Hermeneutics and Ecclesiology

One's hermeneutical principles and one's ecclesiology are inseparable.

The biblicist approach makes no sense without the free church tradition and revivalism. If the church is only a practical arrangement to foster the spiritual development of individual Christians, then one must have a hermeneutical approach rooted in abstract theories of interpretation.

Reading the Bible within the scope of tradition means one is showing deference, indeed commitment to the idea that the Church is a living entity that has unfolded through time. Here, one pays attention to the way the scripture is actually read in real, particular and concrete instances. It entails the rejection of abstract theory and universal principles as the foundations of proper Bible reading.


Alice C. Linsley said...

Yes, ideally our approach to interpretation of Scripture and our understanding of the Church should be consistent and of one piece, but this assumes that people reason logically. Unfortunately, there is so much muddled thinking today that one finds people who clings to old rituals and ceremony while embracing revisionism. Louie Crew is an example.

Alice C. Linsley said...

BTW, Father Peter, you'd appreciate my "Response to Dorothy Sayers' 'The Lost Tools of Learning'". You may read it here:

Father Ron said...

What a wonderful and scholarly woamn you have on your blog list. Did you know that she was once an Anglican priest - before being inhibited by Bishop Saul, and is now in opposition to the ordination of women? I wonder what changed her mind?

Alice C. Linsley said...
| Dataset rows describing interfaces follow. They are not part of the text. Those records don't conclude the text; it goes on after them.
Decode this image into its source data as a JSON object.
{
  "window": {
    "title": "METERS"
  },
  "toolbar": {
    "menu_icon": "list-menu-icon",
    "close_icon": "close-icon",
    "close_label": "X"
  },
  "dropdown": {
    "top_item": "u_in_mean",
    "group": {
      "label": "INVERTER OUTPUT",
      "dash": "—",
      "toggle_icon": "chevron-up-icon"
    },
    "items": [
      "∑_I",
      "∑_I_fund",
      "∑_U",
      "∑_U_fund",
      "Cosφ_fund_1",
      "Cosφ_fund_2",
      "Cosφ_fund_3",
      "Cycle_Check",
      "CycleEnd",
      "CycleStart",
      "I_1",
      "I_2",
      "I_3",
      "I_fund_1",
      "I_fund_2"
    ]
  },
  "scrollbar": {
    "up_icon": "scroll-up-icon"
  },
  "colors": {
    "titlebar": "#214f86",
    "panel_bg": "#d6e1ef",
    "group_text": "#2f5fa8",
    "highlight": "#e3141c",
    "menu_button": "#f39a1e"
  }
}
Father Ron, There are many inter-related reasons. I explain some of the research that helped me make that decision here:

Thanks for your kind words. I like your blog!